Try it
How many lines of the data contain "question"? Reply with the number alone.

Saved entries:

-----

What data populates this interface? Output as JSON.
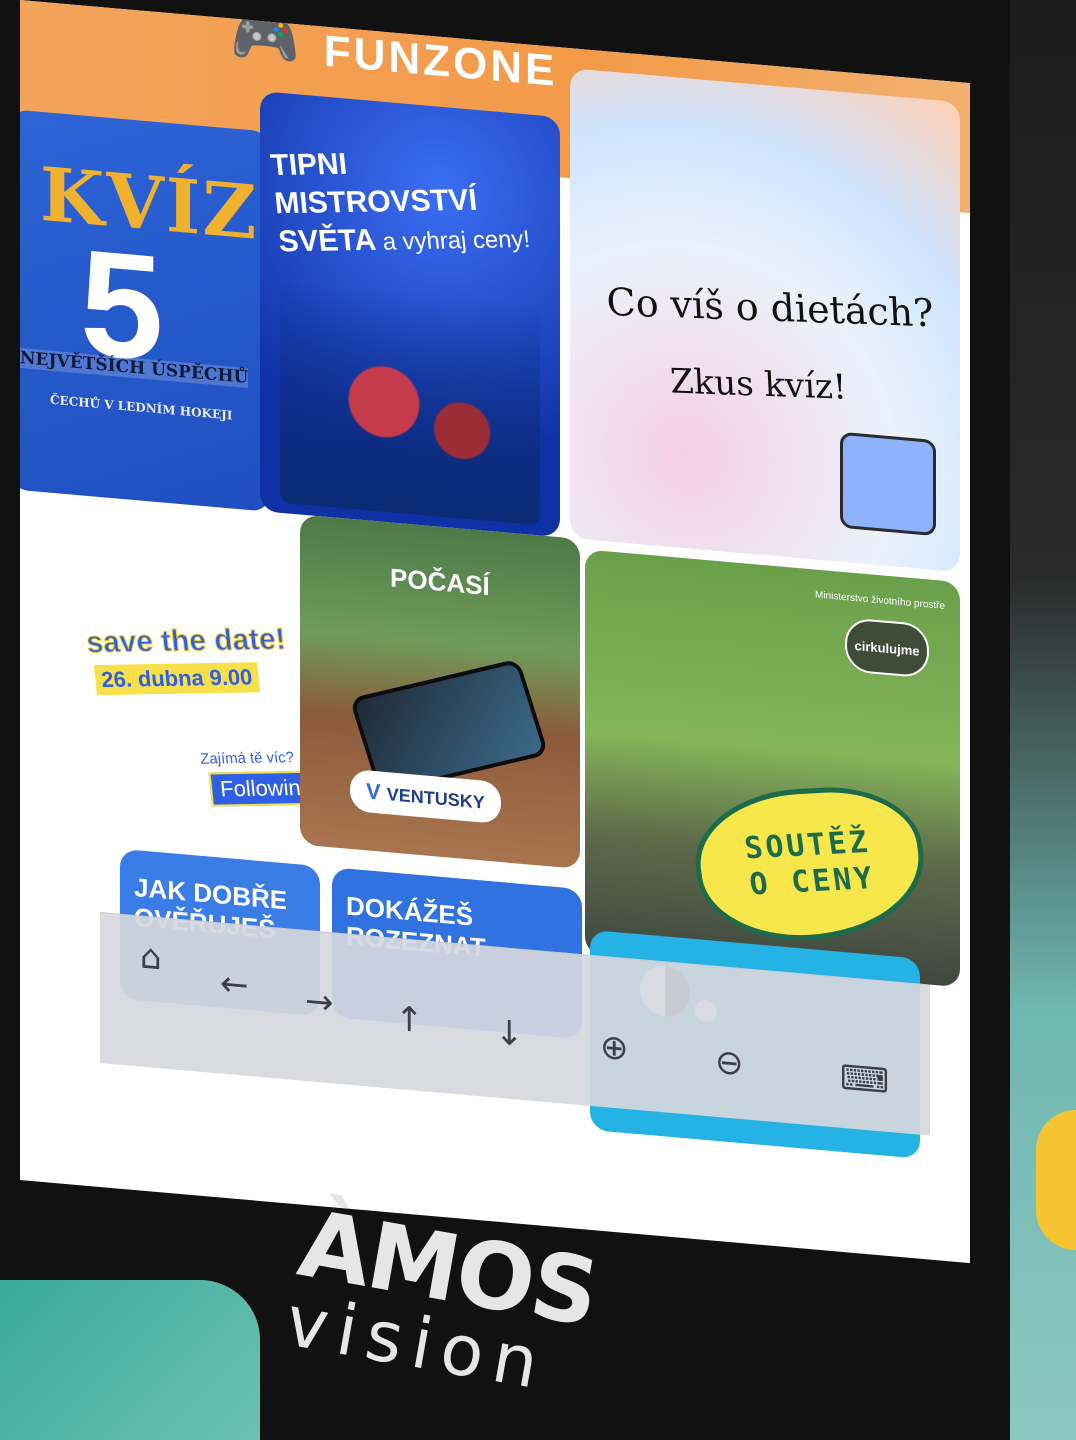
{
  "header": {
    "title": "FUNZONE",
    "icon": "gamepad-icon"
  },
  "tiles": {
    "kviz": {
      "title": "KVÍZ",
      "number": "5",
      "line1": "NEJVĚTŠÍCH ÚSPĚCHŮ",
      "line2": "ČECHŮ V LEDNÍM HOKEJI"
    },
    "tipni": {
      "line1": "TIPNI MISTROVSTVÍ",
      "line2_bold": "SVĚTA",
      "line2_rest": " a vyhraj ceny!"
    },
    "dieta": {
      "question": "Co víš o dietách?",
      "cta": "Zkus kvíz!"
    },
    "save": {
      "stamp": "save the date!",
      "date": "26. dubna 9.00",
      "question": "Zajímá tě víc?",
      "follow": "Following"
    },
    "pocasi": {
      "title": "POČASÍ",
      "badge": "VENTUSKY"
    },
    "soutez": {
      "ministry": "Ministerstvo životního prostře",
      "logo": "cirkulujme",
      "line1": "SOUTĚŽ",
      "line2": "O CENY"
    },
    "jak": {
      "line1": "JAK DOBŘE",
      "line2": "OVĚŘUJEŠ"
    },
    "dokazes": {
      "line1": "DOKÁŽEŠ",
      "line2": "ROZEZNAT"
    }
  },
  "navbar": {
    "home": "⌂",
    "back": "←",
    "forward": "→",
    "up": "↑",
    "down": "↓",
    "zoom_in": "⊕",
    "zoom_out": "⊖",
    "keyboard": "⌨"
  },
  "brand": {
    "top": "ÀMOS",
    "bottom": "vision"
  }
}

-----

Written response
2